Credit Card A: Deferred Interest
With a “deferred” interest offer, the bank does not forgive the monthly interest accrual. Instead, the bank just keeps track of the interest that would have accrued. If you do not pay the balance in full during the promotional period, you will get retroactively charged the interest at a high interest rate. In the example above, you would be charged approximately $117 in month 13. (I use “approximately” because credit card companies have slightly different ways of calculating and charging interest. But it is safe to assume that you would be charged more than $100. of interest on your remaining $100 balance.)
Credit Card B: Waived Interest
Waived interest is very different. For every month of the promotional period, the credit card company actually forgives the interest.
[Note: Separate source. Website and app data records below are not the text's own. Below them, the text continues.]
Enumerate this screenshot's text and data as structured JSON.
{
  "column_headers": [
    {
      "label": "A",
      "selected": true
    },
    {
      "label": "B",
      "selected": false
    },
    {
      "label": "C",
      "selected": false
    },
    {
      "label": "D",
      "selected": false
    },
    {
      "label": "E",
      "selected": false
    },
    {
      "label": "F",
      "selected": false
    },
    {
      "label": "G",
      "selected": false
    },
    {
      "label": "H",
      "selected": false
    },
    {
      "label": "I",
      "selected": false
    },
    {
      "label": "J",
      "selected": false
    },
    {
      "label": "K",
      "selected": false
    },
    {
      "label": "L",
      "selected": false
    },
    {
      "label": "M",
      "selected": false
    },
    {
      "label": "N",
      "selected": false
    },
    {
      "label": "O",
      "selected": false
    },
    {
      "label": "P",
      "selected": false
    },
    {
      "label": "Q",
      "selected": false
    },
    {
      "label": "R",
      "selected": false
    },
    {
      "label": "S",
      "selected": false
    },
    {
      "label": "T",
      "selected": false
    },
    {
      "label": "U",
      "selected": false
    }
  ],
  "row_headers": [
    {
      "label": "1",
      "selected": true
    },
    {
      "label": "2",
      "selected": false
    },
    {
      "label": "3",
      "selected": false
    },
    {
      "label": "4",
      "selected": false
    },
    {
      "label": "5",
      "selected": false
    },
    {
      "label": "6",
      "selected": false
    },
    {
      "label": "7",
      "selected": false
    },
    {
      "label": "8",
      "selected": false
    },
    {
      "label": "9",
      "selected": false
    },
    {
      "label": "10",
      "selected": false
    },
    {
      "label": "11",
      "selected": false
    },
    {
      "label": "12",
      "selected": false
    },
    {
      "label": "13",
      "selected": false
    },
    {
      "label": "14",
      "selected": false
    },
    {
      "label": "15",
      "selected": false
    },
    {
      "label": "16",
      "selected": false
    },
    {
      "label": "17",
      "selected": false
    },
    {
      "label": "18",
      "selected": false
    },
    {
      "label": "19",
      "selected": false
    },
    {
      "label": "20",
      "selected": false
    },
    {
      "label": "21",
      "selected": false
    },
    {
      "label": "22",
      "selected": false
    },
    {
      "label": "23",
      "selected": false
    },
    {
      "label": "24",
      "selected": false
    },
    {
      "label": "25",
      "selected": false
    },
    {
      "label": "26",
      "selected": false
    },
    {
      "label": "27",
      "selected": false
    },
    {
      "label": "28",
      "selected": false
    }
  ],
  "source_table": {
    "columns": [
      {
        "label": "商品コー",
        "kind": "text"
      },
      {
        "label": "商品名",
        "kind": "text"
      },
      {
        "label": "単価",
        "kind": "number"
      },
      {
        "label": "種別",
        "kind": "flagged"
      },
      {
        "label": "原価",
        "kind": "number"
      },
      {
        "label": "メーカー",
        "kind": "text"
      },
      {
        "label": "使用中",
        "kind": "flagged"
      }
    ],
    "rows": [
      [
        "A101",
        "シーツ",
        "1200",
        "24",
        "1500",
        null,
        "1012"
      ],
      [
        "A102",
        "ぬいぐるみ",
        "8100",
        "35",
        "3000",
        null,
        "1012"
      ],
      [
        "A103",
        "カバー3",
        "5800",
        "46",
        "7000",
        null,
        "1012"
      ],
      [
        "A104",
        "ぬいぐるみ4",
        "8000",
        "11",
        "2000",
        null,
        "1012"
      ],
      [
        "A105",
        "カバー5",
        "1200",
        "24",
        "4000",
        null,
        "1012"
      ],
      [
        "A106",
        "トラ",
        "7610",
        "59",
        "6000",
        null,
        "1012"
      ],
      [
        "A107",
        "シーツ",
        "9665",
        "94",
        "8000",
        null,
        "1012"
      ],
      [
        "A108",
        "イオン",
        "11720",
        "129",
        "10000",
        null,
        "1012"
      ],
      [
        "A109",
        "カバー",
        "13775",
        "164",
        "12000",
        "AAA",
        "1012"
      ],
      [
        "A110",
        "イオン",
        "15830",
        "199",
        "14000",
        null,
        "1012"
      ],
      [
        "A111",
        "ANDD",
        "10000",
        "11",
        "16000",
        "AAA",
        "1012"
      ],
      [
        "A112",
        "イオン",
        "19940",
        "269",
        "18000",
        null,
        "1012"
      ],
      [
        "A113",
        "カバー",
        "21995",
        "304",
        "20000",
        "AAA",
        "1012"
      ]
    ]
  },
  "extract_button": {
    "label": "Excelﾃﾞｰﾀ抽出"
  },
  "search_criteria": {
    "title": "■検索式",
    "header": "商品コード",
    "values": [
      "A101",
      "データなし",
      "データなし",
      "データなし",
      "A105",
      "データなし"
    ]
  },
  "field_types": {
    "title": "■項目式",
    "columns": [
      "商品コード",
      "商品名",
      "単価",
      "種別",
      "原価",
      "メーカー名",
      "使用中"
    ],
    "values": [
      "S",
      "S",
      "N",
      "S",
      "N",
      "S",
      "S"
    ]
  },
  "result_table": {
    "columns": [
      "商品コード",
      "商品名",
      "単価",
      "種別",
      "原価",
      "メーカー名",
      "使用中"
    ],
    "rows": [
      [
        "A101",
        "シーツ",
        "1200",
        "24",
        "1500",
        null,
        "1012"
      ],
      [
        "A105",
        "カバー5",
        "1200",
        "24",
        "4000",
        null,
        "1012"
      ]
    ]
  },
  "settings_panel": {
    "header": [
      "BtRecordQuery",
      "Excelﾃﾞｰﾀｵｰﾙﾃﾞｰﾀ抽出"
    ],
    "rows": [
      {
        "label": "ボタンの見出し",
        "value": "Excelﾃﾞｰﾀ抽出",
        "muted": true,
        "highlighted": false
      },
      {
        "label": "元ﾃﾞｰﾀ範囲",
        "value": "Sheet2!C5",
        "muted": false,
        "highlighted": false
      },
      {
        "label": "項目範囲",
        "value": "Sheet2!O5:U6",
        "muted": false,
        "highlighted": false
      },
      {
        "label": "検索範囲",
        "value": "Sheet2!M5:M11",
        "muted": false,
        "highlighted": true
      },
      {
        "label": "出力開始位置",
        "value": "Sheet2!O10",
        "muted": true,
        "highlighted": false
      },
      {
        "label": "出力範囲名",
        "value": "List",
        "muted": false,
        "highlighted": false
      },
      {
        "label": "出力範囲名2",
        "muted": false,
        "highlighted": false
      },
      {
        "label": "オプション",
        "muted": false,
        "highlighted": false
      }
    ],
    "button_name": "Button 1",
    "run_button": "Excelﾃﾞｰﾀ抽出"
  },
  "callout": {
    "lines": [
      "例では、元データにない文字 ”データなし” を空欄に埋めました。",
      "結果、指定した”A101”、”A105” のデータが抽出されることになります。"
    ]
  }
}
There will never be a retroactive catch up after the promotional period ends. In our example, you would only be charged $3.26 of interest in month 13, compared to more than $100 in the deferred example.
Deferred interest products are surprisingly common. If you are being offered 0% financing by a retailer, you are probably being offered a deferred interest product.
In order to qualify for a 0% intro purchase credit card, you will need to have good credit. If your credit score is above 700, you are highly likely to be approved by one of the issuers. If your score is between 650 and 700, you still have a good chance.
With a credit score below 650, it is highly unlikely that you would be approved, though you may want to check to see if you are pre-qualified for a card before applying. Many of the banks let you check to see what deals they are specifically targeting to you, and you can see a list of them here. Checking what you’re pre-qualified for won’t show up on your credit report or score.
In addition to your credit score, the credit card company will want to ensure that you are employed. And most credit card companies will look at your debt burden.
If your debt burden is more than 50%, it is unlikely that you will be approved.
The lower your debt burden, the better your chances. You calculate your debt burden by dividing the monthly payments on your credit report (which would include your mortgage, auto loans, student loans, personal loans and credit cards) by your monthly paycheck before taxes are taken out.
There is no lower interest rate than 0%. So, if you are able to use a 0% credit card to make a purchase, that is your best bet. However, there are a few circumstances where a personal loan might be a better option:
- Your credit score is too low for a 0% offer. Personal loan companies are offering increasingly competitive interest rates, especially for people with lower credit scores.
- You need to borrow money for a big cash expense. For example, you might need to pay a contractor who does not accept credit cards. If you need cash, a personal loan is always a better deal than a credit card.
- You don’t trust yourself with credit cards. Some people feel nervous with credit cards. You might be tempted to spend more than you want. Or, you might be tempted to only pay the minimum due, extending the repayment term. A personal loan can be an easy way to borrow a set amount of money for a set period of time.
If you want to consider a personal loan, you can compare and apply using our personal loan comparison tool. You can check your interest rate and see if you are approved without hurting your credit score at most lenders.